EU leaders will issue a statement on the Salisbury attack on Thursday, with a draft seen by AFP saying they will "coordinate on the consequences" for Russia but stopping short of blaming Moscow or mentioning sanctions.

Some countries are pushing to toughen up the statement to bring it in line with last week s joint declaration by Britain, France, Germany and the US pointing the finger at Russia.

But a dissenting rump including Greece, Italy, Cyprus and Austria, keen to preserve their good relations with Moscow, has pushed for the watered-down version, which says only that the EU takes "extremely seriously" London s view that Moscow was to blame.

Greek Prime Minister Alexis Tsipras urged caution in the response over Salisbury, saying "we have to be very responsible".

Other leaders including Bulgarian Prime Minister Boyko Borisov and Luxembourg Prime Minister Xavier Bettel said they needed to see more evidence.

In Britain, a court gave permission to take blood samples from Skripal and his daughter -- who are in a coma in a critical but stable condition -- for testing by the world chemical weapons body, which is probing the incident.

The poisoning comes with worries running high across Europe about Russian meddling -- from repeated cyber attacks to what the EU has called an "orchestrated strategy" of disinformation aimed at destabilising the bloc.

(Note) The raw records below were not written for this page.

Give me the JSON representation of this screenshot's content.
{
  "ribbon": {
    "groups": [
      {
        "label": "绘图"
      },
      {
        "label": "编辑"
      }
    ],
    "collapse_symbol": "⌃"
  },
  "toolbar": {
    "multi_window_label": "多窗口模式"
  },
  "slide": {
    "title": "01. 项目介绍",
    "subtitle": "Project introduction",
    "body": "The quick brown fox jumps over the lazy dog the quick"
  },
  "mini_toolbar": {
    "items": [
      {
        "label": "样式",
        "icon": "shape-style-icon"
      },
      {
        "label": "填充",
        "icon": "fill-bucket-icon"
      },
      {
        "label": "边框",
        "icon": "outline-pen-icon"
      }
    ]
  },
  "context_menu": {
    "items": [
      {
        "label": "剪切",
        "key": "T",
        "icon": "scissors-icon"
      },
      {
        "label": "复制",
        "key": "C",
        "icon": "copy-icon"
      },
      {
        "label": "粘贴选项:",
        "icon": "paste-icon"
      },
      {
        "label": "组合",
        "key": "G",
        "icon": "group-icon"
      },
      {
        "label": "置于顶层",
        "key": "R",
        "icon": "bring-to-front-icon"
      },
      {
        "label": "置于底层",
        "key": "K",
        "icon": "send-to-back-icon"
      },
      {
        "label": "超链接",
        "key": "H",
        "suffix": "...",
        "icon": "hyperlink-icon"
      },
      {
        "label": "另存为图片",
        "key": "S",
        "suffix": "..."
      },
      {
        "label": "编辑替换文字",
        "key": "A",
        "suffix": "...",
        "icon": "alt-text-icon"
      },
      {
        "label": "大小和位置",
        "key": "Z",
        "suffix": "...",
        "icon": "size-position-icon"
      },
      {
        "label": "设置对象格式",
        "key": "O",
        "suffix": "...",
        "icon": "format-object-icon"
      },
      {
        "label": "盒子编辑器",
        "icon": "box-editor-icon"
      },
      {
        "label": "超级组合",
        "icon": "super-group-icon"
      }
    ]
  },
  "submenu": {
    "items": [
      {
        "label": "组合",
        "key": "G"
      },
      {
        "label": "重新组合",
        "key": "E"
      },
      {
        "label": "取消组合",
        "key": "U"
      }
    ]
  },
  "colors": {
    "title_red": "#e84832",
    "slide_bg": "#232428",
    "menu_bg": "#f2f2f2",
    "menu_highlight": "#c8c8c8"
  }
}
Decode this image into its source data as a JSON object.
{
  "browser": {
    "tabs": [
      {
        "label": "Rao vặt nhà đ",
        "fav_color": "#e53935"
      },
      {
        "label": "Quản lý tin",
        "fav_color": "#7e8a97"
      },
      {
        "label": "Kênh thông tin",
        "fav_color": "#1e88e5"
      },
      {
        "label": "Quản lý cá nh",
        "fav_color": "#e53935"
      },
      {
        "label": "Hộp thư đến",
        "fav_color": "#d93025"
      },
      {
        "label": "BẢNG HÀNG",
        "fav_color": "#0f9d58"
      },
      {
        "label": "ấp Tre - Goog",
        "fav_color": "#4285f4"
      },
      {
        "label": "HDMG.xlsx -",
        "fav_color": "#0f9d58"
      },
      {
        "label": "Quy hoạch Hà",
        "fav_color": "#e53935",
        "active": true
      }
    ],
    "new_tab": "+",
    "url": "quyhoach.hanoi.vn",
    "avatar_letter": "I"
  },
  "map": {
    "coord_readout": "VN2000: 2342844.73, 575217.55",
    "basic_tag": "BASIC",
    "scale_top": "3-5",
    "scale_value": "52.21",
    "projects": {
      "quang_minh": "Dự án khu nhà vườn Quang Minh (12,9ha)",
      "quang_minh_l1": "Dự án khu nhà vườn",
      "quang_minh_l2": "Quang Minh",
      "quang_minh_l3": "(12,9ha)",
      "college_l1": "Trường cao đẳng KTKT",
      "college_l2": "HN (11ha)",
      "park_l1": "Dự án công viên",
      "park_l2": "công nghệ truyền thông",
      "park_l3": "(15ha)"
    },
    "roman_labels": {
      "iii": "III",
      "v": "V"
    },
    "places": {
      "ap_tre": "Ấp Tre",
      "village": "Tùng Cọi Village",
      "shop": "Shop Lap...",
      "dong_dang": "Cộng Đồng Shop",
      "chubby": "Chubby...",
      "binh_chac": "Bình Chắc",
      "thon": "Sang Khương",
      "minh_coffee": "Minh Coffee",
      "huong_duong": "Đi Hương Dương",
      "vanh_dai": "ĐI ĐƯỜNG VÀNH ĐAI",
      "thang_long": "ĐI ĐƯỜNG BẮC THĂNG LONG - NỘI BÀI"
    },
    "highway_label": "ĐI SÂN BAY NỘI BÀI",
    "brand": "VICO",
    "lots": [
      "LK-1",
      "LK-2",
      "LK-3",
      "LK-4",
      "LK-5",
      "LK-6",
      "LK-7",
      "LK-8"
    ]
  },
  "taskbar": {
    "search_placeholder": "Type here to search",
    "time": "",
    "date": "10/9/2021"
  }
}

Aside from Salisbury, the two-day summit will also discuss news from Washington that Europe would be excluded for now from President Donald Trump s new US tariffs on steel and aluminium imports.

The leaders will also discuss the scandal over harvested data from Facebook used by a British consulting firm employed by Trump s 2016 campaign team, linking the issue to election meddling.

May will depart the summit on Thursday evening, leaving the remaining 27 on Friday to approve a post-Brexit transition period and adopt guidelines for talks on future relations including a trade deal.